The gold bulls are back and looking towards $1,900
(Kitco News) - The gold market could see further gains in the short term as sentiment has significantly shifted among both Wall Street analysts and Main Street investors, according to the latest Kitco News weekly gold survey.
Gold bulls appear to be out in full force again as the precious metal has seen a strong reversal in the first few trading days in December. The gold market is trading at its highest level in a week, bouncing off a four-month low Monday.
"We are seeing a strong spike reversal after gold bounced off the critical support at $1,767 an ounce and looking at technicals, the short-term trend is pointing to slightly higher prices next week," said Darin Newsom, president of Darin Newsom Analysis.
This week 14 analysts participated in the survey. A total of 10 voters, or 71%, called for gold prices to rise next week; at the same time, one analyst, or 7%, called for lower prices; finally, three analysts or 21% were neutral on gold.
Meanwhile, a total of 1,147 votes were cast this past week in online surveys. Among those, 743 voters, or 65%, said they were bullish on gold next week.
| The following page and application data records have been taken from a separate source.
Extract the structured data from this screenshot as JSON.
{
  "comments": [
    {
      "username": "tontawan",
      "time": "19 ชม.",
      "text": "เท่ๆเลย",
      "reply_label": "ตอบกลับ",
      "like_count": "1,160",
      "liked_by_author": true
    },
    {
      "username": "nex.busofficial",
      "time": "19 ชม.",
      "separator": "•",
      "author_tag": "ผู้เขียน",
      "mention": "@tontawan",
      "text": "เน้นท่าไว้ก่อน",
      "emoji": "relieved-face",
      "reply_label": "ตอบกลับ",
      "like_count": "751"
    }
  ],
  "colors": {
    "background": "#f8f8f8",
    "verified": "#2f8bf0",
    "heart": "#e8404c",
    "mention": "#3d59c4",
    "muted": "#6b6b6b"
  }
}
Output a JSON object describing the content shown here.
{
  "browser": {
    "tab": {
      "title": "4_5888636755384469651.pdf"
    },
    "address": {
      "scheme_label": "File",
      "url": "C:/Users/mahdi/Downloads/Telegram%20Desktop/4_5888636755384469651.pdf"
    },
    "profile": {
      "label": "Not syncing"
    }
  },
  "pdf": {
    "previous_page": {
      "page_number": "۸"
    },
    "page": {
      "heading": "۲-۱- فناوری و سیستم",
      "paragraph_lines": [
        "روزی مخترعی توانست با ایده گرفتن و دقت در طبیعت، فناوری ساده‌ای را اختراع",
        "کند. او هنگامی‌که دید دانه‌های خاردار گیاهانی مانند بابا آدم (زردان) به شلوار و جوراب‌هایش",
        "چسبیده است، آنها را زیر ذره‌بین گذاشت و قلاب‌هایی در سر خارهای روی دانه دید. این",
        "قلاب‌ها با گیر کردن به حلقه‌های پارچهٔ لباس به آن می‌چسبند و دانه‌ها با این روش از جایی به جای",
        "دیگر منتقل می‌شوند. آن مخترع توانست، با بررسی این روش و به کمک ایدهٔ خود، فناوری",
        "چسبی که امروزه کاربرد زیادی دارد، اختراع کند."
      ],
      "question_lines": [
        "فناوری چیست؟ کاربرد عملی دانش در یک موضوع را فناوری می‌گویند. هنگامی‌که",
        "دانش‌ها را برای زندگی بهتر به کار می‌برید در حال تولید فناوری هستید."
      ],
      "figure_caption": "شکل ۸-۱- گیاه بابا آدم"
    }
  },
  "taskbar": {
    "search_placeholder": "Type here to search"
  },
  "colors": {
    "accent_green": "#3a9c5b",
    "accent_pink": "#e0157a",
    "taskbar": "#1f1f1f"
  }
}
Another 231 participants, or 20%, said they were bearish, while 173 voters, or 15%, were neutral on the precious metal.
Sentiment has seen a dramatic shift from the previous week, where the majority of analysts were bearish on gold, and bullish sentiment among retail investors was at a multi-year low. The gold market is looking to end this week up more than 3%. February gold futures last traded at $1,835.20 an ounce.
Most analysts have noted that gold's bounce off November's four-month low has created strong technical bullish momentum in the marketplace.
Michael Moor, founder of Moor-Analytics.com, said that he could see gold prices pushing to $1,890 before this reversal starts to lose traction.
Not only is the gold market seeing strong technical support for higher prices, but some analysts also note that the precious metal also continues to enjoy strong fundamental support.
Some analysts noted that November's disappointing employment report is further evidence that the U.S. government and Federal Reserve will have to unleash more stimulus to revive the beleaguered economy. Friday, the Bureau of Labor Statistics said 245,000 jobs were created last month; however, economists were expecting to see job gains of around 480,000.
"Central banks around the world have in unison done the same thing: turning on the printing presses full blast, and that is not going to end anytime soon," said Sean Lusk co-director of commercial hedging with Walsh Trading.
Lusk said the thinks gold prices have room to run to $1,900, which will be a critical resistance level to watch in the near-term.
"We need to take out $1,904 to rekindle any kind of talk about going back to the all-time highs above $2,000," he said.
Colin Cieszynski, chief market strategist at SIA Wealth Management, is also bullish on gold in the near-term as he sees more stimulus measures on the horizon.
"U.S. politicians seem to now be under some pressure to get a new spending/stimulus deal done to avoid a government shutdown which could help to boost gold in the coming days," he said.
Although there is strong bullish sentiment in the marketplace, some analysts see strong resistance at $1,850, and the market could need a little more time before it breaks through.
"Though I remain very bullish over the medium and longer-term, in the immediate, gold has a little more consolidation to get through," said Adrian Day, CEO of Adrian Day Asset Management.
The lone bear in this week's survey was Daniel Pavilonis, senior market strategist at RJO Futures. He said that the market is looking a little exhausted.
He added that he could see gold prices push back below $1,800 an ounce as the market moves through a bottoming process.
"With vaccine news, maybe the market is perceiving light at the end of the tunnel, and excess stimulus is the thing of the past. If we are looking in that direction and the economy starts to get better, and the dollar strengthens, this will not bode well for the metals," he said.